I only spend money that I already have.  The idea of debt freaks me out because it controls you and all of your decisions.  One of my 2015 New Year’s resolutions was to get serious about saving money and identify habits and thought processes that were keeping me from reaching my financial goals.  These are the things that I knew I had to change:

  • Comparing myself to others.  I love social media because I get to keep up with old friends, but when I’m on social media I forget to own my story of where I am right now.  I begin to compare myself to what my friends have.  I see them buying houses, cars, going on trips…and then I want those things too or I wonder why and how they are able to do that.
  • Kick my coffee habit.   During college I never drank coffee and a “coffee date” was not in my vocabulary.  In one of my first jobs after college the company paid for all food expenses.  This amazing perk introduced me to Starbucks coffee.  Everyday for two years I found a Starbucks and got a tall iced caramel macchiato.  This is fine when someone else is paying for it, but I found myself still justifying this purchase after I no longer had this job. I told myself that it was my “me thing” and that I had earned this daily treat.  This daily habit is a pretty expensive one when the drink price raised every year.  My all time favorite drink rings up at $4.06 now!
  • Create boundaries for my fashion obsession.  Working at the GAP was one of my favorite jobs.  It was a part-time job that I picked up to make ends meet when I lived in San Antonio, TX.  It was expensive to live in San Antonio and my husband and I worked our buns off just to make it while he was doing an internship. Luckily for me I got 50% off anything in the GAP store with my employee discount.  Even though we didn’t have a lot that year I styled my family in the cutest clothes and myself too.  The discount taught me I could have quality things for less. With that expectation I’d struggle each month with wanting the latest trends and the money not going as far.
  • Eat at home.  I despise cooking.  Meal prep takes too long and messy kitchens are work. Moving to New Mexico Nick and I were fortunate to both land big kid jobs that gave us extra income that we didn’t have before and it allowed me to be able to go out for every meal.  No joke for 1 year I ate out breakfast, lunch, and dinner.

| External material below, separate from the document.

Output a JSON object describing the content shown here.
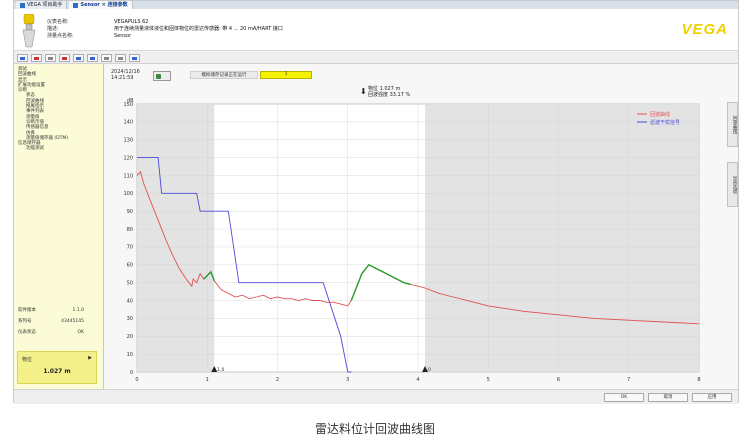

Horrible I know.

Identifying the things that were keeping me from my financial goals meant creating new habits. I knew that doing something different meant giving something up. I also knew that the change could result in a financial transformation that could alter the entire rest of my life in a positive way.  So I started by:

  • Committing to paying off my student loan by July 2015. I could see the light at the end of the tunnel when I saw the balance in January 2015 and committed to paying $500 towards my student loan plus the minimum payment of $75 each month.  I finally feel like I have earned the degree that I was awarded.
  • Bringing my lunch to work and making dinner Monday through Friday beginning August 2015. I bought myself a cute Vera Bradley lunch box to motivate myself to take my lunch to work and found some easy recipes that I wouldn’t become frustrated with.  I gave myself a budget of $100 a week for food and if I spent less than $100 that week I transferred the extra money to my savings account right when I got home from the grocery store. The first two weeks were hard.  I had to control my thoughts as they told me that it would be okay to steer of course just this one time. This is how one must feel when they try to quit smoking! I went from spending $560 a month to spending $232.28 for the month of August.  I saved $327.72 last month just by eating at home!

Money can be such a frustrating thing because you don’t want to deny yourself any of life’s pleasures, but saying no to something now will get you where you want to be in the future.  I want that car, the dream house, to travel and to give to philanthropic causes,  but I know that I won’t be able to if I don’t intentionally manage my money or give into the temptation of the credit card. I say no so later I can tell myself yes.

“Money is one of the most important subjects of your entire life.  Some of life’s greatest enjoyments and most of life’s greatest disappointments stem from your decisions about money.  Whether you experience great peace of mind or constant anxiety will depend on getting your finances under control.” -Robert G. Allen